Does the Mothman have a rival, or is the Nain Rouge just another incarnation of the apocryphal winged man who foretells of doom?
The Nain Rouge –which translates from French as “The Red Dwarf” or “The Red Goblin”- is a little known legend originating from Normandy France in the mid to late 17th century. It is said that the Nain Rouge foretells of impending doom, though some accounts have this little devil taking an active part in the outcome of various disasters.
Its legend derives from the French fairy tale “Le Prince Lutin”, written in 1697 by Marie Catherine d’Aulnoy. In it she describes the Lutin –otherwise known as a brownie, elf, fairy, gnome, goblin, hobgoblin, imp, leprechaun, pixie, puck or sprite- as a gnome like creature with the power to travel anywhere, take multiple forms (including a saddled horse), and to be invisible/visible at will.
“You are invisible when you like it; you cross in one moment the vast space of the universe; you rise without having wings; you go through the ground without dying; you penetrate the abysses of the sea without drowning; you enter everywhere, though the windows and the doors are closed; and, when you decide to, you can let yourself be seen in your natural form.”
The list of disasters associated to or blamed on the Nain Rouge is long indeed, from famed attacks on the first settler of the Detroit region in 1701, to the frightening tales of the Battle of 1812, to a 1996 account from the Michigan Believer, where “two admittedly drunk nightclub patrons who claimed to both have heard a strange ‘cawing sound, similar to a crow,’ coming from a ‘small hunched-over man’ who was fleeing the scene of a car burglary. The creature was described as wearing ‘what looked like a really nasty torn fur coat.’”
The common theme among all Nain Rouge reports is the foretelling of disaster, whether man-made or natural, which is a similar Modus Operandi to the famed Mothman. Though instead of being feared, the little Lutin is being venerated as a city wide mascot in the annual Marche de Nain Rouge, a yearly costumed parade that seeks to take advantage of the long history of the Detroit Dwarf by bringing much needed tourism and foot traffic to the Midtown/Cass Corridor neighbourbood.
Though Detroit isn’t so lucky as to have an exclusive relationship with the Nain Rouge, accounts have been reported in Quebec, Canada, and there are stories that may connect it to the legend of Père Noël in Lapland, Sweden; making the “Red Dwarf” out to be one of Santa Claus’ elves.
Like any such legend, there are believers and there are sceptics, though it seems that both sides of that coin can enjoy the tales of Nain Rouge in the Detroit area. Cryptozoology can be big business, especially for regions that are under the financial stress that the city of Detroit has felt over the last few years.
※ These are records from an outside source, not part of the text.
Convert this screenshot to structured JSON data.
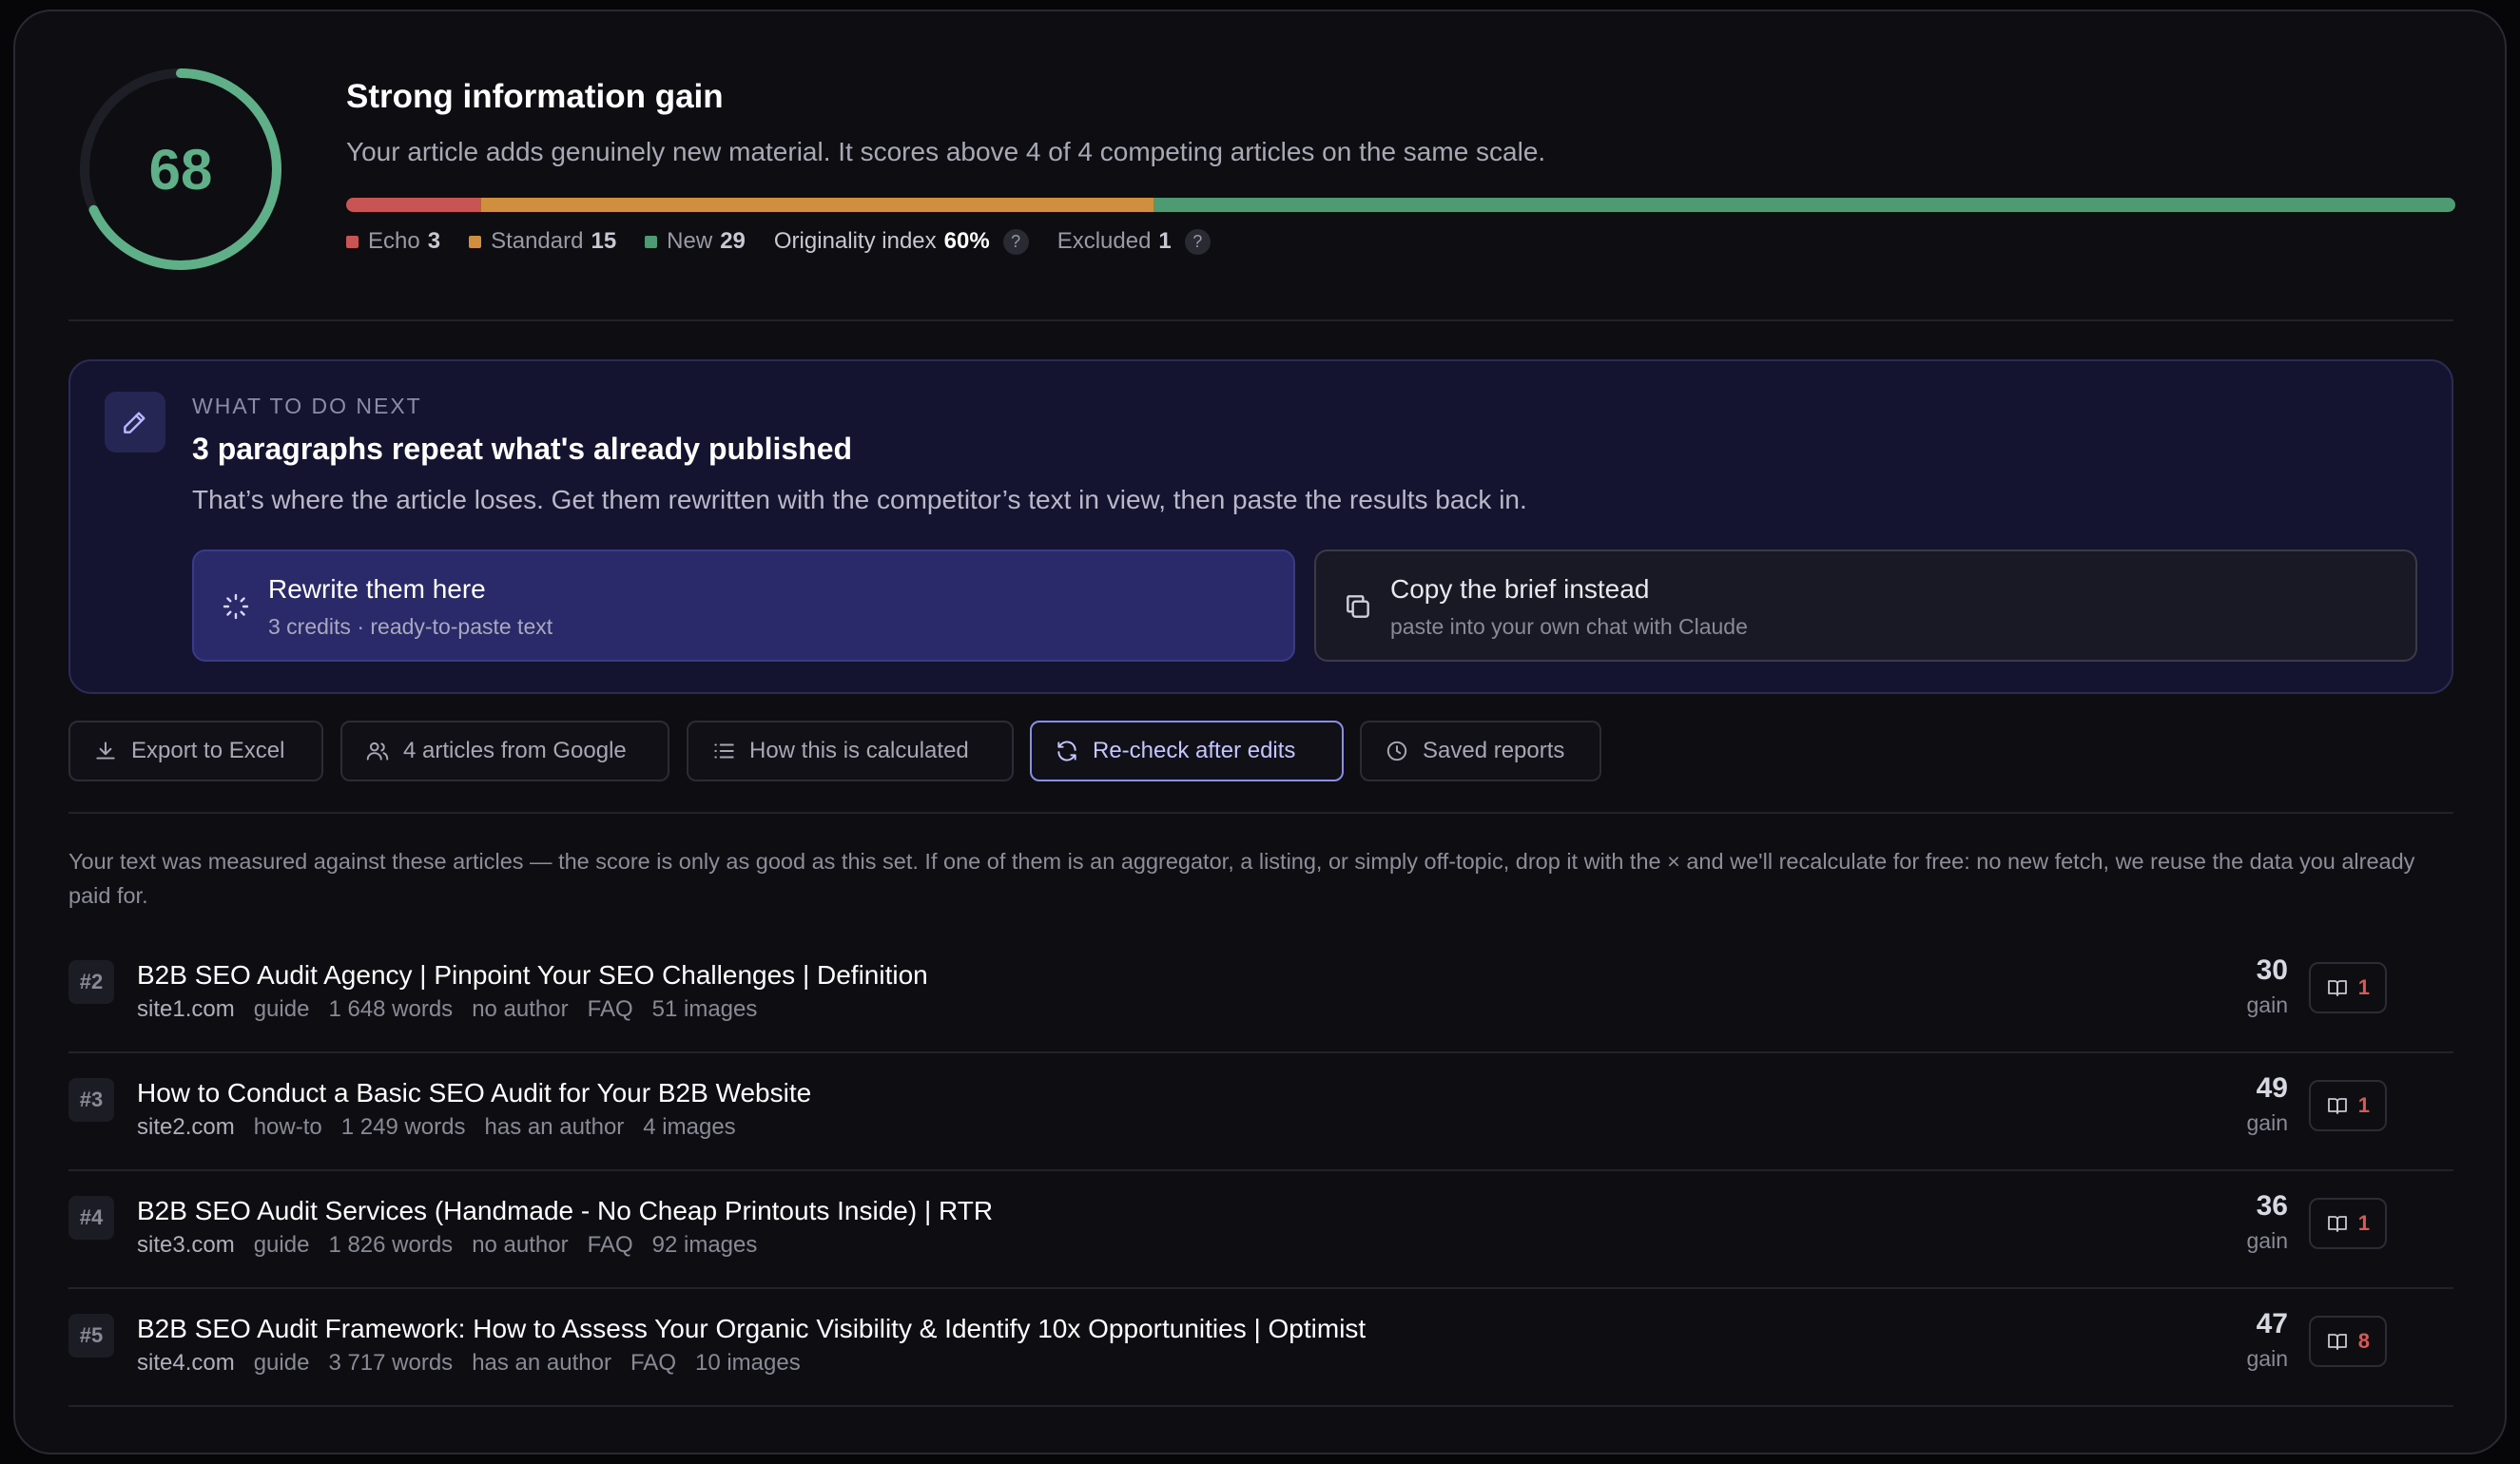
{
  "score": {
    "value": "68",
    "fraction": 0.68,
    "color": "#5fb088",
    "title": "Strong information gain",
    "subtitle": "Your article adds genuinely new material. It scores above 4 of 4 competing articles on the same scale."
  },
  "distribution": {
    "segments": [
      {
        "name": "Echo",
        "value": 3,
        "color": "#c85454"
      },
      {
        "name": "Standard",
        "value": 15,
        "color": "#cf8f3e"
      },
      {
        "name": "New",
        "value": 29,
        "color": "#4e9a72"
      }
    ],
    "legend": [
      {
        "label": "Echo",
        "value": "3",
        "color": "#c85454"
      },
      {
        "label": "Standard",
        "value": "15",
        "color": "#cf8f3e"
      },
      {
        "label": "New",
        "value": "29",
        "color": "#4e9a72"
      }
    ],
    "originality_label": "Originality index",
    "originality_value": "60%",
    "excluded_label": "Excluded",
    "excluded_value": "1",
    "help_glyph": "?"
  },
  "next": {
    "eyebrow": "WHAT TO DO NEXT",
    "title": "3 paragraphs repeat what's already published",
    "description": "That’s where the article loses. Get them rewritten with the competitor’s text in view, then paste the results back in.",
    "primary": {
      "label": "Rewrite them here",
      "sublabel": "3 credits · ready-to-paste text"
    },
    "secondary": {
      "label": "Copy the brief instead",
      "sublabel": "paste into your own chat with Claude"
    }
  },
  "toolbar": {
    "export": "Export to Excel",
    "articles": "4 articles from Google",
    "how": "How this is calculated",
    "recheck": "Re-check after edits",
    "saved": "Saved reports"
  },
  "note": "Your text was measured against these articles — the score is only as good as this set. If one of them is an aggregator, a listing, or simply off-topic, drop it with the × and we'll recalculate for free: no new fetch, we reuse the data you already paid for.",
  "articles": [
    {
      "rank": "#2",
      "title": "B2B SEO Audit Agency | Pinpoint Your SEO Challenges | Definition",
      "site": "site1.com",
      "meta": [
        "guide",
        "1 648 words",
        "no author",
        "FAQ",
        "51 images"
      ],
      "gain": "30",
      "gain_label": "gain",
      "repeats": "1"
    },
    {
      "rank": "#3",
      "title": "How to Conduct a Basic SEO Audit for Your B2B Website",
      "site": "site2.com",
      "meta": [
        "how-to",
        "1 249 words",
        "has an author",
        "4 images"
      ],
      "gain": "49",
      "gain_label": "gain",
      "repeats": "1"
    },
    {
      "rank": "#4",
      "title": "B2B SEO Audit Services (Handmade - No Cheap Printouts Inside) | RTR",
      "site": "site3.com",
      "meta": [
        "guide",
        "1 826 words",
        "no author",
        "FAQ",
        "92 images"
      ],
      "gain": "36",
      "gain_label": "gain",
      "repeats": "1"
    },
    {
      "rank": "#5",
      "title": "B2B SEO Audit Framework: How to Assess Your Organic Visibility & Identify 10x Opportunities | Optimist",
      "site": "site4.com",
      "meta": [
        "guide",
        "3 717 words",
        "has an author",
        "FAQ",
        "10 images"
      ],
      "gain": "47",
      "gain_label": "gain",
      "repeats": "8"
    }
  ]
}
It seems that citizens may be taking advantage of the legend, much the way local leadership in Mexico have taken advantage of the Chupacabra legends in South America. But any way you slice it, there seems to be something strange going on in and around the Great Lakes of North America.